Key Terms

The terms listed below are pertaining to the research; ("Human trafficking: Glossary," 2012).

Human trafficking: The illegal trading, either nationally or internationally, of human beings for the purpose of commercial sexual exploitation or forced labor; a modern-day form of slavery. It is the fastest growing criminal industry in the world.

Labor trafficking: "The recruitment, harboring, transportation, provision, or obtaining of a person for labor or services, through the use of force, fraud, or coercion." (Trafficking Victims Protection Act of 2000). Victims are forced to work against their will under threat of violence or other punishment. Their freedom is restricted and a degree of ownership is exerted.

The Polaris Project: One of the largest anti-trafficking organizations in the US and Japan, with programs operating at international, national and local levels. The Project is involved in direct outreach and victim identification, social services and transitional housing to victims, and operation of the National Human Trafficking Resource Center (NHTRC). The NHTRC serves as the central hotline on human trafficking in the US.

Prostitute: a person who voluntarily sells his or her own body.

Sexual trafficking: Sexual trafficking is a modern-day form of slavery in which a commercial sex act is induced by force, fraud, or coercion, or in which the person induced to perform such an act is under the age of 18. A "commercial sex act" means any sex act performed for financial gain. Victims of sex trafficking can be women or men, girls or boys, but the majority are women and girls.

Results and Findings

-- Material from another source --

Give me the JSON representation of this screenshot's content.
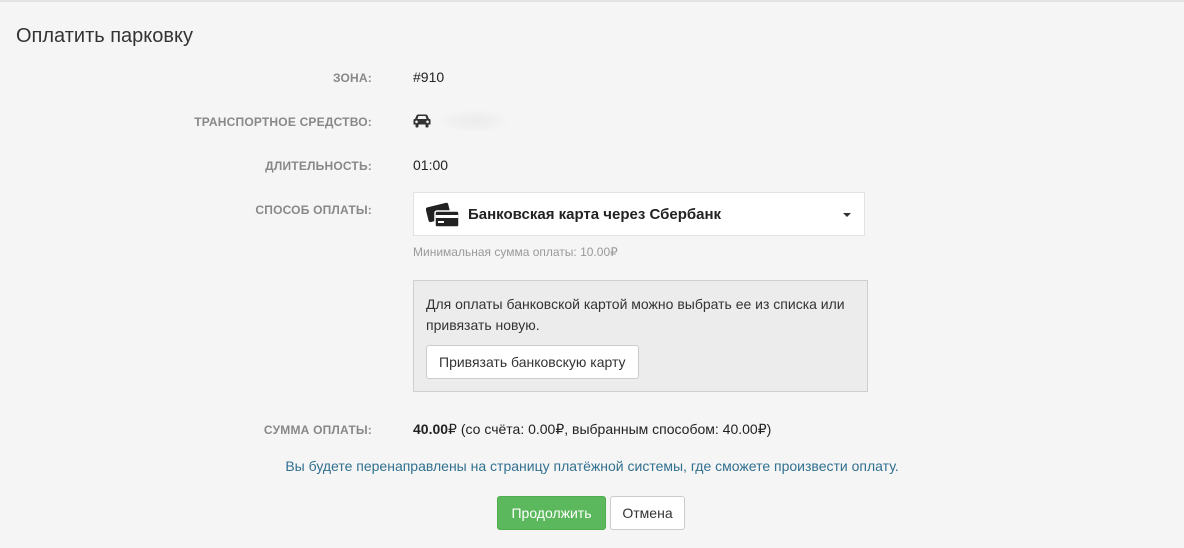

After reviewing the graph/tables shown, Graph one show the percentage of the types of trafficking committed in the United States. Prostitution was considered 46%, domestic servitude was considered 27%, Miscellaneous was 12%, Agriculture was 10% and lastly factories were 5%. By viewing this, my thoughts prior to human trafficking were correct; prostitution/sexual trafficking are most common in United States. Figure one shows the most suspected incidents of human trafficking; 1,200 incidents were allegations of adult sex trafficking, and more than 1,000 were allegations of prostitution or sex exploitation of a child. Lastly, Table one explains the types of trafficking as the suspect reported or law enforcement agency investigated. "Bureau of Justice System classifies the type through an analysis of other characteristics of those cases, as identified by the investigative agencies" (Banks & Kyckelhahn, 2011).

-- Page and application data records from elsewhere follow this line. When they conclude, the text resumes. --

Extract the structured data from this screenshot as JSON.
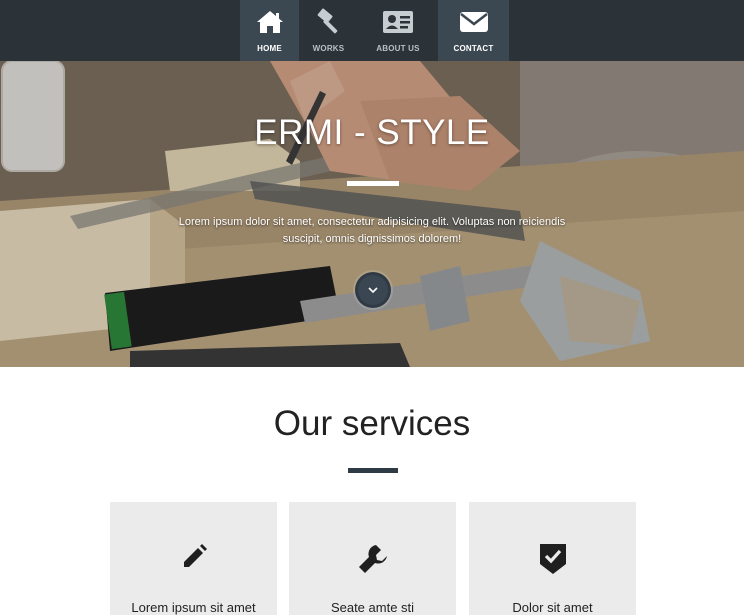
{
  "nav": {
    "items": [
      {
        "label": "HOME",
        "icon": "home-icon",
        "active": true
      },
      {
        "label": "WORKS",
        "icon": "hammer-icon",
        "active": false
      },
      {
        "label": "ABOUT US",
        "icon": "id-card-icon",
        "active": false
      },
      {
        "label": "CONTACT",
        "icon": "envelope-icon",
        "active": true
      }
    ]
  },
  "hero": {
    "title": "ERMI - STYLE",
    "text": "Lorem ipsum dolor sit amet, consectetur adipisicing elit. Voluptas non reiciendis suscipit, omnis dignissimos dolorem!",
    "scroll_icon": "chevron-down-icon"
  },
  "services": {
    "title": "Our services",
    "cards": [
      {
        "label": "Lorem ipsum sit amet",
        "icon": "pencil-icon"
      },
      {
        "label": "Seate amte sti",
        "icon": "wrench-icon"
      },
      {
        "label": "Dolor sit amet",
        "icon": "shield-check-icon"
      }
    ]
  },
  "colors": {
    "topbar": "#2b3238",
    "nav_active": "#3c4851",
    "accent_bar": "#2f3b44",
    "card_bg": "#ebebeb"
  }
}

Graphs

Graph One; ("Human trafficking," 2009)

http://rightsandwrongs.pbworks.com/f/1254065592/chart.gif

Figure One; (Banks & Kyckelhahn, 2011)

Table One; (Banks & Kyckelhahn, 2011)

Conclusion and Limitations

In conclusion, in an effort to prevent, respond, and lessen human trafficking, The Trafficking Victims Protection Act of 2000 enforces the authorization of educational and public awareness programs around the United States. Perhaps with increasing numbers in human trafficking, media will begin to cast limelight on this issue and get the public more involved so that this horrific crime finally is prevented. Furthermore, this research answered various questions concerning the critical issue of human trafficking in the United States. Unfortunately, because a lot of cases are not reported, the statistics are not one hundred percent accurate.

References

Banks, D., & Kyckelhahn, T. (2011). Characteristics of suspected human trafficking incidents,

2008-2010. Retrieved from http://www.northeastern.edu/humantrafficking/wp-content/uploads/cshti0810.pdf

Faqs: Types of human trafficking. (n.d.). Retrieved from

http://www.traffickinghope.org/types

of-human-trafficking.php

Human trafficking: Glossary of terms. (2012). Retrieved from

http://www.wgbh.org/articles/Human-Trafficking-Glossary-of-Terms-289

Human trafficking. (2009, September). Retrieved from

http://rightsandwrongs.pbworks.com/w/page/8788554/Human Trafficking

Kappelhoff, M. (n.d.). Criminal section selected case summaries. Retrieved from

http://www.justice.gov/crt/about/crm/selcases.php

Lee, M. (2007). Human trafficking. Portland, Oregon: Willan Publishing.

Survivor stories. (2012). Retrieved from http://www.polarisproject.org/what-we-do/client

services/survivor-stories

Trafficking victims protection act of 2000 fact sheet. (n.d.). Retrieved from

http://www.acf.hhs.gov/trafficking/about/TVPA_2000.pdf